But before you do replace a flat pillow, you might be able to salvage a perfectly good pillow.
"I find that a lot people don’t really realize (or just don’t do) is that you absolutely can and should wash your pillows," said Keffer. "Throw them in your washer and dryer and it will re-fluff and revive your pillow for a bit longer."
What to look for in a pillow?
Like mattresses, pillows are available in a dizzying range of materials and options from down and down alternative pillows to memory or gel foam, and of course specialty shapes, sizes, and features like hypo-allergenic, adjustable loft and cooling tech.
Depending on how you sleep, side sleepers should seek out firm to extra firm pillows for proper neck support. Stomach sleepers need a soft and fluffy pillow that you just sink into to help keep their head inline with the rest of the body... being raised up to high, can cause additional discomfort. And back sleepers will do well with a medium to firm pillow that properly cradles their head.
For combo sleepers
For stomach sleepers
Best for side sleepers
Best for hot sleepers
Are your sheets disrupting your sleep?
If you find yourself overheating or just not comfortable, it may be as simple as swapping out your linens. "For those who run hot at night or for warmer months, sleeping on the wrong style of bedding can lead to more tossing and turning, thus a poorer quality of sleep, " explains Elks. She suggests linen sheets or a cotton percale weave are the best for hot sleepers or warm weather.

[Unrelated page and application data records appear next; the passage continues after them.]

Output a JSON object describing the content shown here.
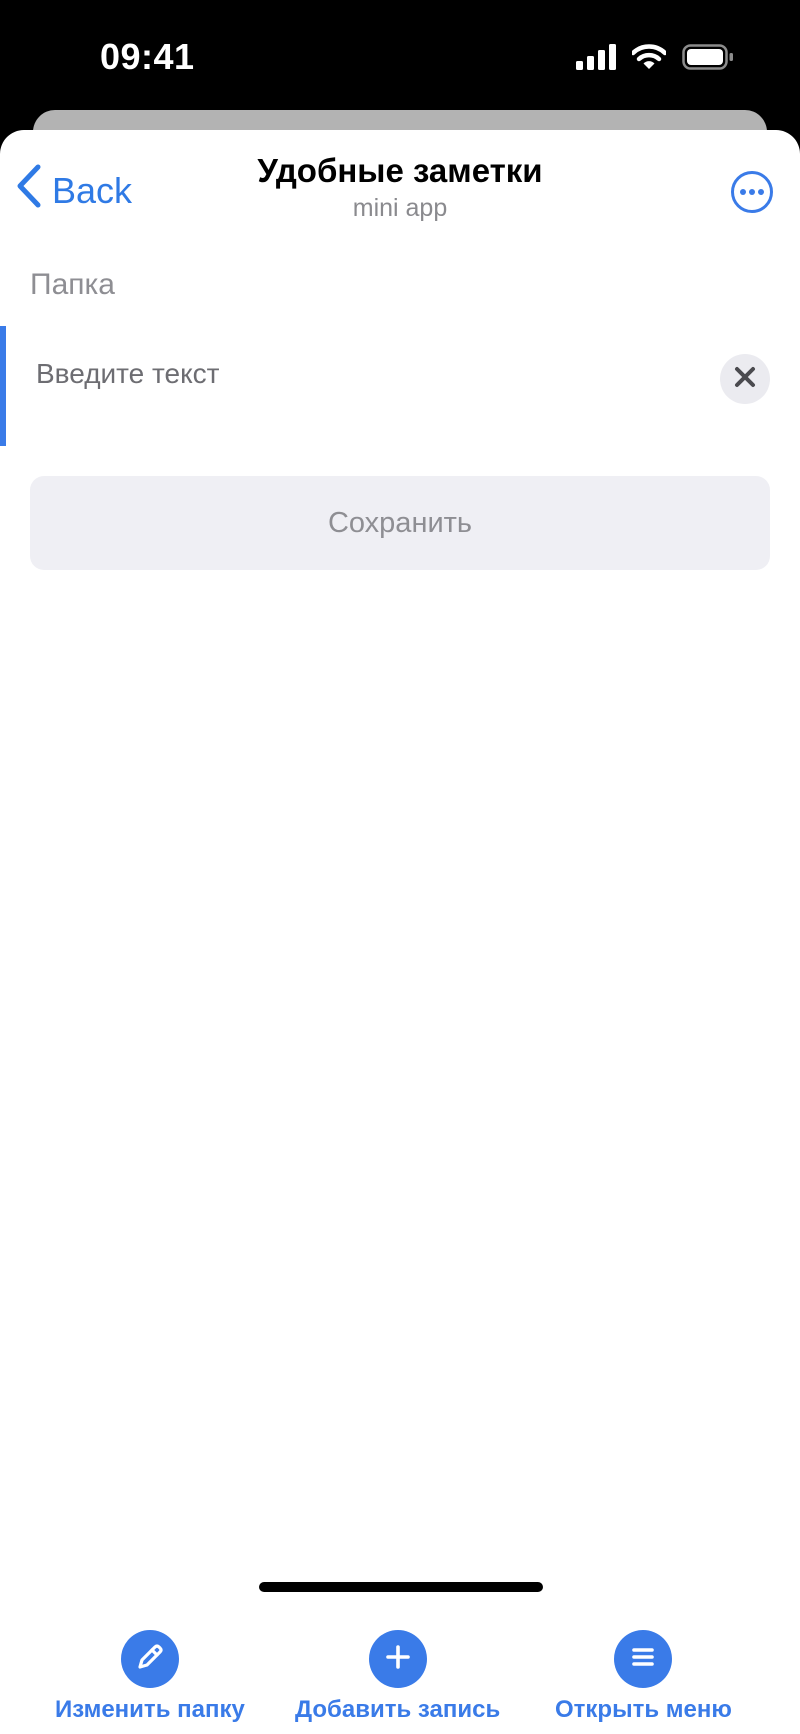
{
  "status_bar": {
    "time": "09:41",
    "icons": [
      "cellular-signal-icon",
      "wifi-icon",
      "battery-icon"
    ]
  },
  "nav": {
    "back_label": "Back",
    "title": "Удобные заметки",
    "subtitle": "mini app",
    "more_icon": "more-horizontal-icon"
  },
  "form": {
    "section_label": "Папка",
    "input_value": "",
    "input_placeholder": "Введите текст",
    "clear_icon": "close-icon",
    "save_label": "Сохранить"
  },
  "bottom_bar": {
    "actions": [
      {
        "label": "Изменить папку",
        "icon": "pencil-icon"
      },
      {
        "label": "Добавить запись",
        "icon": "plus-icon"
      },
      {
        "label": "Открыть меню",
        "icon": "menu-icon"
      }
    ]
  },
  "colors": {
    "accent": "#3a7be8",
    "back_link": "#2f7ae5",
    "muted_text": "#8e8e93",
    "button_fill": "#efeff4",
    "status_bar_bg": "#000000"
  }
}
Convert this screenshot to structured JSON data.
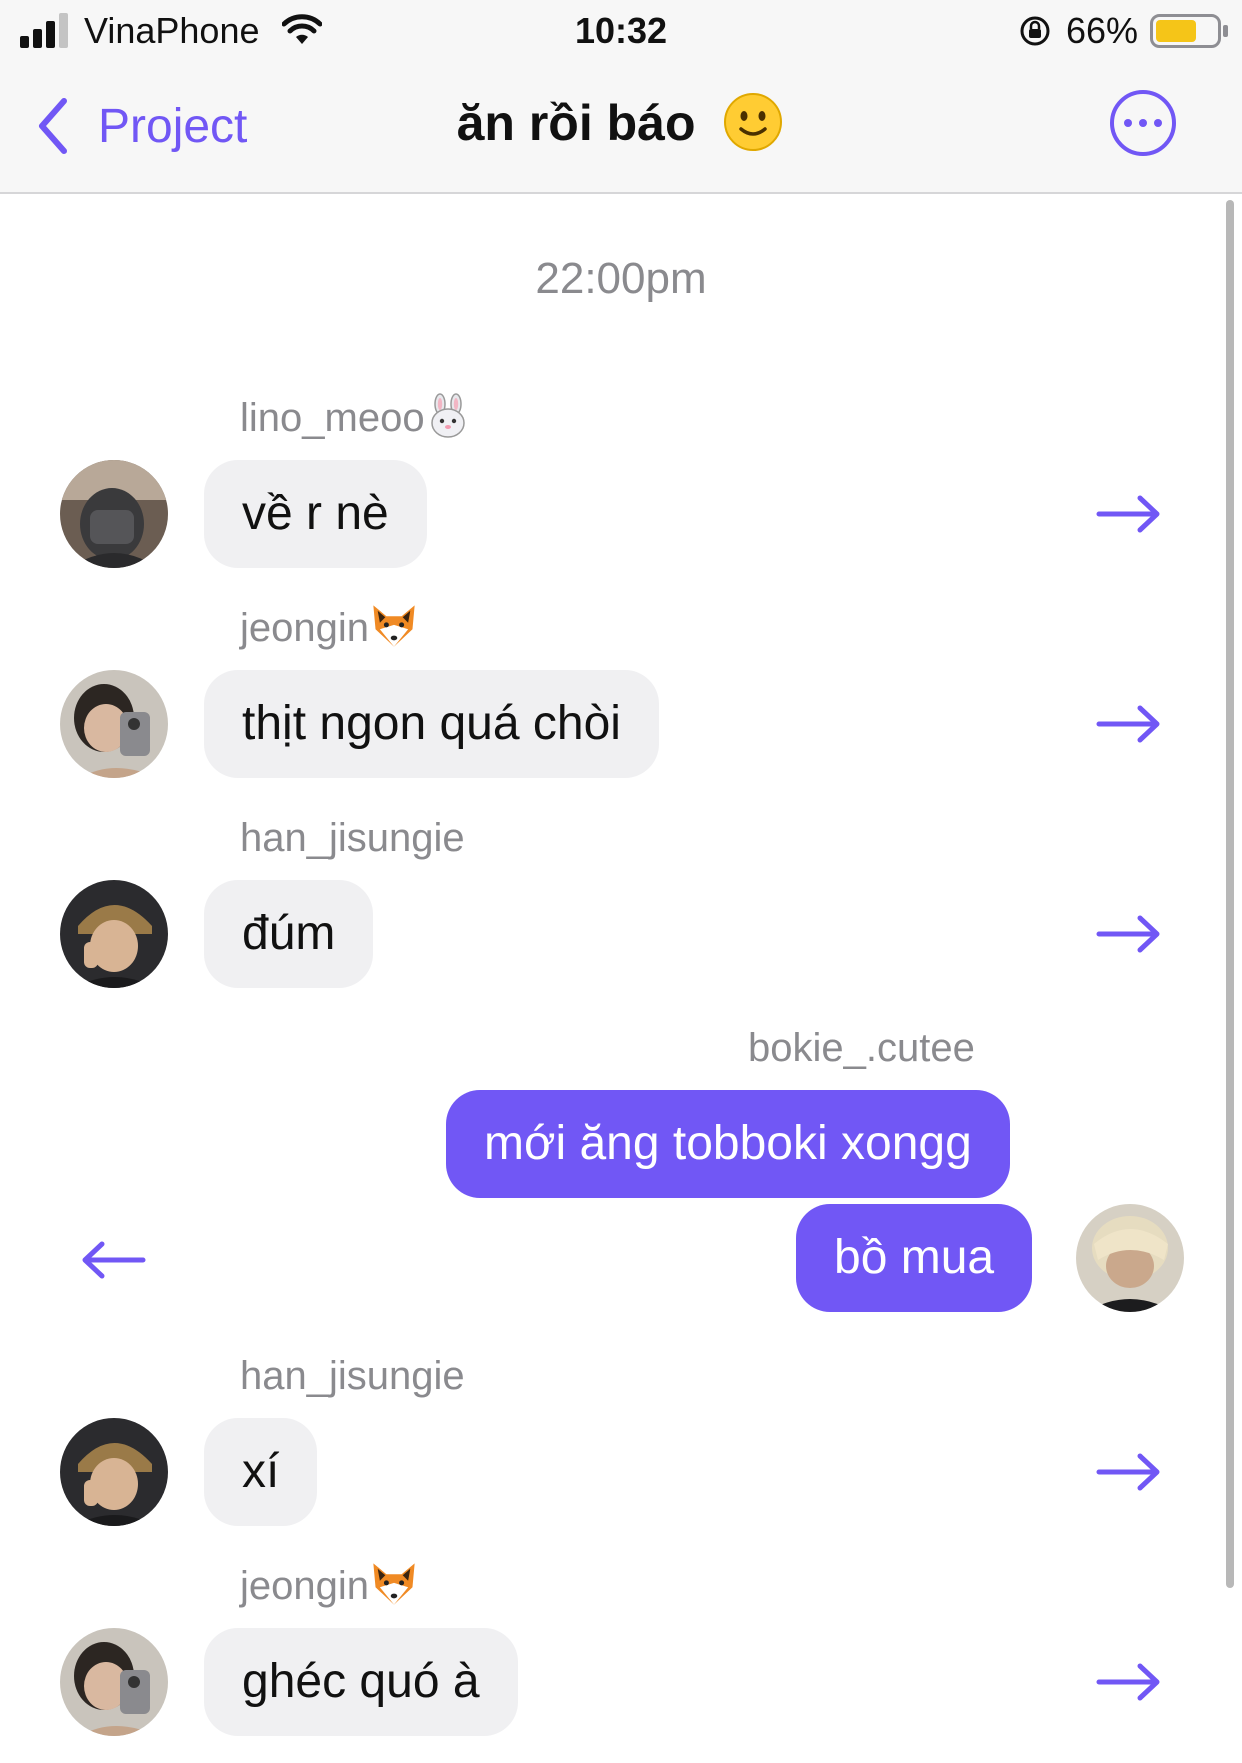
{
  "status_bar": {
    "carrier": "VinaPhone",
    "time": "10:32",
    "battery_percent": "66%",
    "battery_level": 0.66,
    "battery_color": "#f5c518"
  },
  "nav": {
    "back_label": "Project",
    "title": "ăn rồi báo",
    "title_emoji": "slightly-smiling-face-icon",
    "more_icon": "more-horizontal-circle-icon",
    "accent_color": "#7157f5"
  },
  "timestamp": "22:00pm",
  "messages": [
    {
      "sender": "lino_meoo",
      "sender_emoji": "rabbit-face-icon",
      "text": "về r nè",
      "direction": "incoming",
      "action_icon": "arrow-right-icon"
    },
    {
      "sender": "jeongin",
      "sender_emoji": "fox-face-icon",
      "text": "thịt ngon quá chòi",
      "direction": "incoming",
      "action_icon": "arrow-right-icon"
    },
    {
      "sender": "han_jisungie",
      "text": "đúm",
      "direction": "incoming",
      "action_icon": "arrow-right-icon"
    },
    {
      "sender": "bokie_.cutee",
      "text": "mới ăng tobboki xongg",
      "direction": "outgoing"
    },
    {
      "text": "bồ mua",
      "direction": "outgoing",
      "action_icon": "arrow-left-icon"
    },
    {
      "sender": "han_jisungie",
      "text": "xí",
      "direction": "incoming",
      "action_icon": "arrow-right-icon"
    },
    {
      "sender": "jeongin",
      "sender_emoji": "fox-face-icon",
      "text": "ghéc quó à",
      "direction": "incoming",
      "action_icon": "arrow-right-icon"
    }
  ]
}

In addition to swapping sheets with the season, Elks also suggests swapping heavier comforters for quilts or lightweight comforters.
You can take this a step further by switching out warmer comforters for quilts or lighter-weight comforters in the summer! Brooklinen actually offers a Lightweight version of both our Down and Down Alternative Comforter, as well as Cotton and Linen Quilts that can be subbed out for comforters as the weather warms up.
"You should replace your bedding as you start to notice signs of wear," said Elks. "One example is that you may find you need to replace your fitted sheet and pillowcases more often than a top flat sheet, or a duvet cover. These products generally absorb more sweat or body oils and wear in faster due to the weight on top of them."
Maintenance (i.e. following proper care instructions) also goes a long way into ensuring that your bedding lasts longer. For instance, Brooklinen suggests washing sheets every two weeks (more often if you sweat a lot in your sleep) and alternating between two different sets to increase longevity.
What to consider when choosing new bedding?
"Sheets are the one part of the bedding that directly touches your skin so you want something that feels amazing and suits your personal needs," said Macy's Keffer, and we couldn't agree more.
The options available when it comes to choosing sheets don't make it any easier. Add the question of which thread count to choose, and it'll get even more confusing.
Hotter sleepers may gravitate towards materials like linen, cotton percale as these are naturally cooler than a slightly warmer fabric like sateen. However, some natural linens are not regarded as the softest fibers (it truly varies by brand, and are getting much softer), and cotton percale, while keeping you cool, wrinkle pretty easily "so if you are OCD about wrinkles, it might not be the right one for you," Keffer interjected. Those who love a truly soft pair of sheets may prefer sateen or cashmere, as these are softer and smoother. Bamboo and eucalyptus sheets offer a silky feel, while offering excellent temperature regulation.
"Thread counts are not an indication of quality but fibers really are. There are plenty of very high thread count sheets out there that are very inexpensive because they are blended with manmade fibers, which can be bad if you sleep hot, but if you a super cold sleeper, a high thread count and manmade fibers would be great for you because it keeps you nice and warm. Just remember, the higher the thread count the heavier the sheet," Keffer explains.
And if you want more guidance, check out our round up of the best bed sheets of the moments.